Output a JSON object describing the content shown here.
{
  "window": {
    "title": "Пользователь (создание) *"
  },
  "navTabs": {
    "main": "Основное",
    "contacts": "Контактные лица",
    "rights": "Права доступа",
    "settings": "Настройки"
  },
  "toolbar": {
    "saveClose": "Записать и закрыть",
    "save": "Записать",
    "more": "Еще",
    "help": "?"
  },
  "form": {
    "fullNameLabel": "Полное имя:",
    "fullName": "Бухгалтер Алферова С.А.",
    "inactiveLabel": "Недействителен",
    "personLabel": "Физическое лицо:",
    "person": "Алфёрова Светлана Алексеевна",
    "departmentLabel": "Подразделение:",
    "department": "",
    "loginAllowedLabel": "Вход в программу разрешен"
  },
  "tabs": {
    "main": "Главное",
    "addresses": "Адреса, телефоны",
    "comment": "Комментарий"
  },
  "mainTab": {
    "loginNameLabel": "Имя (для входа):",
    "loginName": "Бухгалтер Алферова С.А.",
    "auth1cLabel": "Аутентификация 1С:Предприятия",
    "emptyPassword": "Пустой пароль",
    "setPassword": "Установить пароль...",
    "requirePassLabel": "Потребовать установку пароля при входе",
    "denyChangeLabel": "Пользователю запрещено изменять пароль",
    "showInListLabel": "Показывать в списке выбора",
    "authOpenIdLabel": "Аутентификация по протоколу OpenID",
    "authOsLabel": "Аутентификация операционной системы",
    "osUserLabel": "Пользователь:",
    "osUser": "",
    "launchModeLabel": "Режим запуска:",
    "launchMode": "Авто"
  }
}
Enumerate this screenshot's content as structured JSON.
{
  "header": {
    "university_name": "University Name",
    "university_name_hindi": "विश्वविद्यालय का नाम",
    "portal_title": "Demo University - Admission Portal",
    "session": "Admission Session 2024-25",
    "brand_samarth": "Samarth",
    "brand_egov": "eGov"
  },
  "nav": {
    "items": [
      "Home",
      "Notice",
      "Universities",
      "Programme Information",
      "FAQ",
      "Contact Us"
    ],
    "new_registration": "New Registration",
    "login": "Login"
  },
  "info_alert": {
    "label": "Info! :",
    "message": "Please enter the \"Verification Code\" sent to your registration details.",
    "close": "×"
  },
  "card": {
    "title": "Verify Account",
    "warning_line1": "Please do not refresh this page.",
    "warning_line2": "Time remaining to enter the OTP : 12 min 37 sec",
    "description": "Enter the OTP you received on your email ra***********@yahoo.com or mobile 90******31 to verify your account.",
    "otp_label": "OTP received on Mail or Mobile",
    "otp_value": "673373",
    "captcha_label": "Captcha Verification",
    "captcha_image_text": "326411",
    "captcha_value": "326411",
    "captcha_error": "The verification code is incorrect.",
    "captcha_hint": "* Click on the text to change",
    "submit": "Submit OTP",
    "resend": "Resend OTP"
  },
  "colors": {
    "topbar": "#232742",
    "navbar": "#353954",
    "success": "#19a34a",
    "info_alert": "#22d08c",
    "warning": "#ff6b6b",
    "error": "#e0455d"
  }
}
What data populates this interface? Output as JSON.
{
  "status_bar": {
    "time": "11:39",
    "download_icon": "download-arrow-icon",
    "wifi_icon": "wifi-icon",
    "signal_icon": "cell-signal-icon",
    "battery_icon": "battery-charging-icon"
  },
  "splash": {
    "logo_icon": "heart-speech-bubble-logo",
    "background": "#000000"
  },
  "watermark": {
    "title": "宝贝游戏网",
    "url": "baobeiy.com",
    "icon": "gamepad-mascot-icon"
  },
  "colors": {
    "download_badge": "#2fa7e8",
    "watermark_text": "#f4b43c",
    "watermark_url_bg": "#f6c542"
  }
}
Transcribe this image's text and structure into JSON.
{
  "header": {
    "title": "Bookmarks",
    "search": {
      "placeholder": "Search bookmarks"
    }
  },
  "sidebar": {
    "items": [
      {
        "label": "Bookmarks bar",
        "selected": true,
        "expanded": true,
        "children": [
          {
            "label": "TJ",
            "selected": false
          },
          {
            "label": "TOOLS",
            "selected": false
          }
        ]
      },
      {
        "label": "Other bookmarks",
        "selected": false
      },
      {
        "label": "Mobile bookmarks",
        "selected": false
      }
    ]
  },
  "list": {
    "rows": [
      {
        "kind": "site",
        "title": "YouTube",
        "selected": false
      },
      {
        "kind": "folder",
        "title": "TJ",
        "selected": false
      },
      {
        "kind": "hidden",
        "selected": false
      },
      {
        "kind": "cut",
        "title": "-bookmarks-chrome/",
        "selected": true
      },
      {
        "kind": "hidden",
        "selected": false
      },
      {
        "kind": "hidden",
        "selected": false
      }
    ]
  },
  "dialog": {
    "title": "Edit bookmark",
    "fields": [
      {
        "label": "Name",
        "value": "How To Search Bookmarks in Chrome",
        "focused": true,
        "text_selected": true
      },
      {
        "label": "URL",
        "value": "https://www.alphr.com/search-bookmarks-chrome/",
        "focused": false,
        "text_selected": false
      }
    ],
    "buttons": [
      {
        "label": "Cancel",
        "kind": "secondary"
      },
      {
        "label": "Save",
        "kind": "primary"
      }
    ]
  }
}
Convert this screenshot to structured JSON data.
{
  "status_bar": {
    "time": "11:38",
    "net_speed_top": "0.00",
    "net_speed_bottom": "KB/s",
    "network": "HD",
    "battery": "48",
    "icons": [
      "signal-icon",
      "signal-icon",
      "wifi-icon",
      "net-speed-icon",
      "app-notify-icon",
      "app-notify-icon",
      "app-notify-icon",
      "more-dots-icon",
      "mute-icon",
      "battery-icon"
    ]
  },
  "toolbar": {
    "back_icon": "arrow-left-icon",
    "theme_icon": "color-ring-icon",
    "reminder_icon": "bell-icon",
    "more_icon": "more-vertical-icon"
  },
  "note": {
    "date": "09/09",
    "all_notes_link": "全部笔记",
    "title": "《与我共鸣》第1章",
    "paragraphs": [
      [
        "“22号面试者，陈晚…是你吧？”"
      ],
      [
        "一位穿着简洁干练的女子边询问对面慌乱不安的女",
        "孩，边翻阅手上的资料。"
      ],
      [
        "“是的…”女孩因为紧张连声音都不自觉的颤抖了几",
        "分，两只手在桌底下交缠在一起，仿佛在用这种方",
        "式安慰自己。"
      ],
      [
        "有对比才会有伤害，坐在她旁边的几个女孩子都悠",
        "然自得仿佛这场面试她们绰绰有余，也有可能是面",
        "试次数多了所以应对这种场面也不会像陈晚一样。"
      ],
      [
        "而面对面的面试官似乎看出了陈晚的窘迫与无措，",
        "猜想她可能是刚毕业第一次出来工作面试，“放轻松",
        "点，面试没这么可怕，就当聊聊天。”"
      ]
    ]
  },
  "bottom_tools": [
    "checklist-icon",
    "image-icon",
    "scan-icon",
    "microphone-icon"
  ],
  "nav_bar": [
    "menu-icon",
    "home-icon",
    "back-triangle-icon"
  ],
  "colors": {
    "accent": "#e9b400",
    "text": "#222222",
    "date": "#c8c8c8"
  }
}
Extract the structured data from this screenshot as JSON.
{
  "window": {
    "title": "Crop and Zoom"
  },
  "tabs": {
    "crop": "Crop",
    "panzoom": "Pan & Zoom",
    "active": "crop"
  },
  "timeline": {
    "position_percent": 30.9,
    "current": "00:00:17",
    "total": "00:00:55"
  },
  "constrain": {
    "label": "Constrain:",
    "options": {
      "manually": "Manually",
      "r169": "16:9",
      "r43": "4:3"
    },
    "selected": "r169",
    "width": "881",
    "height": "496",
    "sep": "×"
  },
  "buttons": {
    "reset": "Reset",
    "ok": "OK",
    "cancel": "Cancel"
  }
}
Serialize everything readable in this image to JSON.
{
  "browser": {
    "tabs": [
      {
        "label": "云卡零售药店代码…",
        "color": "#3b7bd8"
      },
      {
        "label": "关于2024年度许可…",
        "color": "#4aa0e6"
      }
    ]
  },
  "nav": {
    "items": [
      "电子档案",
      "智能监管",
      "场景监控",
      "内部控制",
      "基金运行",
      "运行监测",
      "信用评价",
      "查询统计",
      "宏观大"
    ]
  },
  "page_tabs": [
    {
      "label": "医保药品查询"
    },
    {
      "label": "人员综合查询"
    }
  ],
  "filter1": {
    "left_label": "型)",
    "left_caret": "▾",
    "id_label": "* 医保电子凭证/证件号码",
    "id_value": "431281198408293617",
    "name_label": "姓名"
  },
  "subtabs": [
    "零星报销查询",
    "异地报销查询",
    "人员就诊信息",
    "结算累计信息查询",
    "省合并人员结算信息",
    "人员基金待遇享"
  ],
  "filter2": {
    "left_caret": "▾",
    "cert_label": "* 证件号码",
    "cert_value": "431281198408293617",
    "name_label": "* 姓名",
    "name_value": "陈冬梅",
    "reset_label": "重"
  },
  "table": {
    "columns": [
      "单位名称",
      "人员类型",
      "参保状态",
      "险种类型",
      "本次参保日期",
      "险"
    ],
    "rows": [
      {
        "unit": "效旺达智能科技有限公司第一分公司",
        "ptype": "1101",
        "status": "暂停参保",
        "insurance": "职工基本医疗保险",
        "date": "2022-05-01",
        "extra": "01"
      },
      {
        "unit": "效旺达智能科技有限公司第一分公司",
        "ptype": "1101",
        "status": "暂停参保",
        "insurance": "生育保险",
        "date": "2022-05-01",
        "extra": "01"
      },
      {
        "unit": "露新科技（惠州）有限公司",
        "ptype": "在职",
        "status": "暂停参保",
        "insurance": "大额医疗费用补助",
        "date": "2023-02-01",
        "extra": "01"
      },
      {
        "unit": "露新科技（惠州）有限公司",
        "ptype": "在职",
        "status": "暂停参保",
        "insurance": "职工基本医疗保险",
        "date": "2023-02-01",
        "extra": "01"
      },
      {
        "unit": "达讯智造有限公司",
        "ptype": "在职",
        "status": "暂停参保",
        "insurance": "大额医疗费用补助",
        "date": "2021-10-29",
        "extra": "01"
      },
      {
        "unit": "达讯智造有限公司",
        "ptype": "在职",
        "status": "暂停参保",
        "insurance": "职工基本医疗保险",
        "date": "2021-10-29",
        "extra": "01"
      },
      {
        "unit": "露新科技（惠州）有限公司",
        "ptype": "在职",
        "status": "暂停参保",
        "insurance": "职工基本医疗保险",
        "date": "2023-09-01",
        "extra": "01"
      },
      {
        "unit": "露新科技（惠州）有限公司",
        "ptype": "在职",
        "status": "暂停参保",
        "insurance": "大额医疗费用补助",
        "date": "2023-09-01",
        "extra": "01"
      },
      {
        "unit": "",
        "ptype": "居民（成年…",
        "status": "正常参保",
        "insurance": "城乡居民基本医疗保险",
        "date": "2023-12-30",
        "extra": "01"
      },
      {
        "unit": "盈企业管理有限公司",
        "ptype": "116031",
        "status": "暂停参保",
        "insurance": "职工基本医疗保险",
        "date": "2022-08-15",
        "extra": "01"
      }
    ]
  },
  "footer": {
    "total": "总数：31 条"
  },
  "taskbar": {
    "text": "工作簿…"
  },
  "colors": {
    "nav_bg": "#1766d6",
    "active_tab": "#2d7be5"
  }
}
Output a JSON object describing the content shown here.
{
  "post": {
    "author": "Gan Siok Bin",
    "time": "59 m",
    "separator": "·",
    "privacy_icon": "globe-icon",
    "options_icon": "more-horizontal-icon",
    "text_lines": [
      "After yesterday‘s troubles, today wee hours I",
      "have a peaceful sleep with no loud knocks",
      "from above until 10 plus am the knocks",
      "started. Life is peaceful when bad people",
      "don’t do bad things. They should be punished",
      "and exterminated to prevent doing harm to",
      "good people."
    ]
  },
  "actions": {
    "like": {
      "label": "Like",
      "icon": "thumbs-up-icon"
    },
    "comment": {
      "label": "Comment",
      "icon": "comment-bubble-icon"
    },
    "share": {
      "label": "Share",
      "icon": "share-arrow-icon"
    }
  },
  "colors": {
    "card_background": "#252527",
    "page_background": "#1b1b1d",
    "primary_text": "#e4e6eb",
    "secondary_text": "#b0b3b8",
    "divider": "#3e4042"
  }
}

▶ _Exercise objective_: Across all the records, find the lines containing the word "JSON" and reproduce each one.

▶ _Response to this task_:
Output a JSON object describing the content shown here.
Enumerate this screenshot's content as structured JSON.
What data populates this interface? Output as JSON.
Transcribe this image's text and structure into JSON.
Convert this screenshot to structured JSON data.
Extract the structured data from this screenshot as JSON.
Serialize everything readable in this image to JSON.
Output a JSON object describing the content shown here.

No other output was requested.